A large field barn at Long Shaw near Bainbridge may be beautiful and large enough for a family home but converting it would be against policy the planning committee of the Yorkshire Dales National Park Authority (YDNPA) decided by an eight to seven vote at its March meeting.
Edward Scarr told the meeting that it would make a suitable family home given its location on the family farm.
“It would be ideal for my work. We have four young children under the age of six and want to convert the barn into a family home.”
He said that he and his wife, Gwen, had always lived and worked in Wensleydale and converting the barn would enable them to raise their family on the farm. Mrs Scarr attended the meeting with their daughter Faye who was born in late February.
They heard several committee members speak in support of the planning officer who had stated that the YDNPA’s policy required that to be suitable for conversion a barn had to be in an existing settlement or building group, or be close to or adjoining a road.
He reported that the barn at Long Shaw was 110 metres from a road and would require a long track to be created and a significant length of walling to be moved to provide access to a road. He added:
“Although the proposed works to the barn are relatively well designed, it is in a very prominent and exposed position in the landscape.
“Its conversion to a permanently occupied dwelling would have a negative effect on the landscape that arises from the replacement of a simple, unadorned traditional farm building with a dwelling that has car parking, lighting, curtilage development, new access road and significant alterations to the existing roadside walls and the character of the road itself.”
Julie Martin agreed that this would be an intensive use of the barn which would have an impact upon the landscape.
“It has been demonstrated there is a need but not at that location. The applicant has been asked to explore an alternative option,” she said.
Mr and Mrs Scarr had been told that, as it was accepted there wasn’t sufficient housing at the farm for the required number of agricultural workers, it was possible that an application for a new build dwelling at Yorescott Steading, where the ewes were lambed, would be acceptable.
To this North Yorkshire County councillor John Blackie remarked that a new build might have more impact upon the landscape than a sympathetically converted barn.
Another North Yorkshire County councillor, Richard Welch, pointed out that many farmhouses were far from a road.
“In ten years time you wouldn’t know it was a barn conversion,” he said.
Eden District councillor William Patterson agreed and asked if the YDNPA was going to pay for the upkeep of such buildings in the future – or would the owners be expected to keep them up as a national asset?
He and others were concerned that if it was no longer needed for agricultural purposes and was not converted into the dwelling it would fall into disrepair and disappear.

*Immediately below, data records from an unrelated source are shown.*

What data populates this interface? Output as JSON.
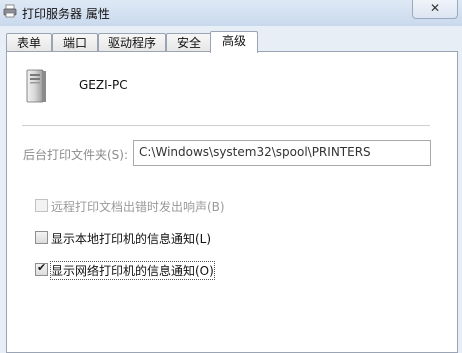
{
  "window": {
    "title": "打印服务器 属性",
    "close_glyph": "✕"
  },
  "tabs": [
    {
      "label": "表单",
      "active": false
    },
    {
      "label": "端口",
      "active": false
    },
    {
      "label": "驱动程序",
      "active": false
    },
    {
      "label": "安全",
      "active": false
    },
    {
      "label": "高级",
      "active": true
    }
  ],
  "advanced": {
    "server_icon": "computer-tower-icon",
    "server_name": "GEZI-PC",
    "spool_label": "后台打印文件夹(S):",
    "spool_path": "C:\\Windows\\system32\\spool\\PRINTERS",
    "options": [
      {
        "label": "远程打印文档出错时发出响声(B)",
        "checked": false,
        "enabled": false
      },
      {
        "label": "显示本地打印机的信息通知(L)",
        "checked": false,
        "enabled": true
      },
      {
        "label": "显示网络打印机的信息通知(O)",
        "checked": true,
        "enabled": true
      }
    ]
  },
  "colors": {
    "titlebar": "#c9d9ed",
    "panel": "#ffffff",
    "disabled_text": "#9a9a9a"
  }
}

“Is it true that we would rather see a non-designated heritage asset [disappear] when there is a family who wish to make use of it?” asked Lancashire County councillor Cosima Towneley.
“I can not think of a better way of using an agricultural heritage that will otherwise go to waste,” she added.
ARC News service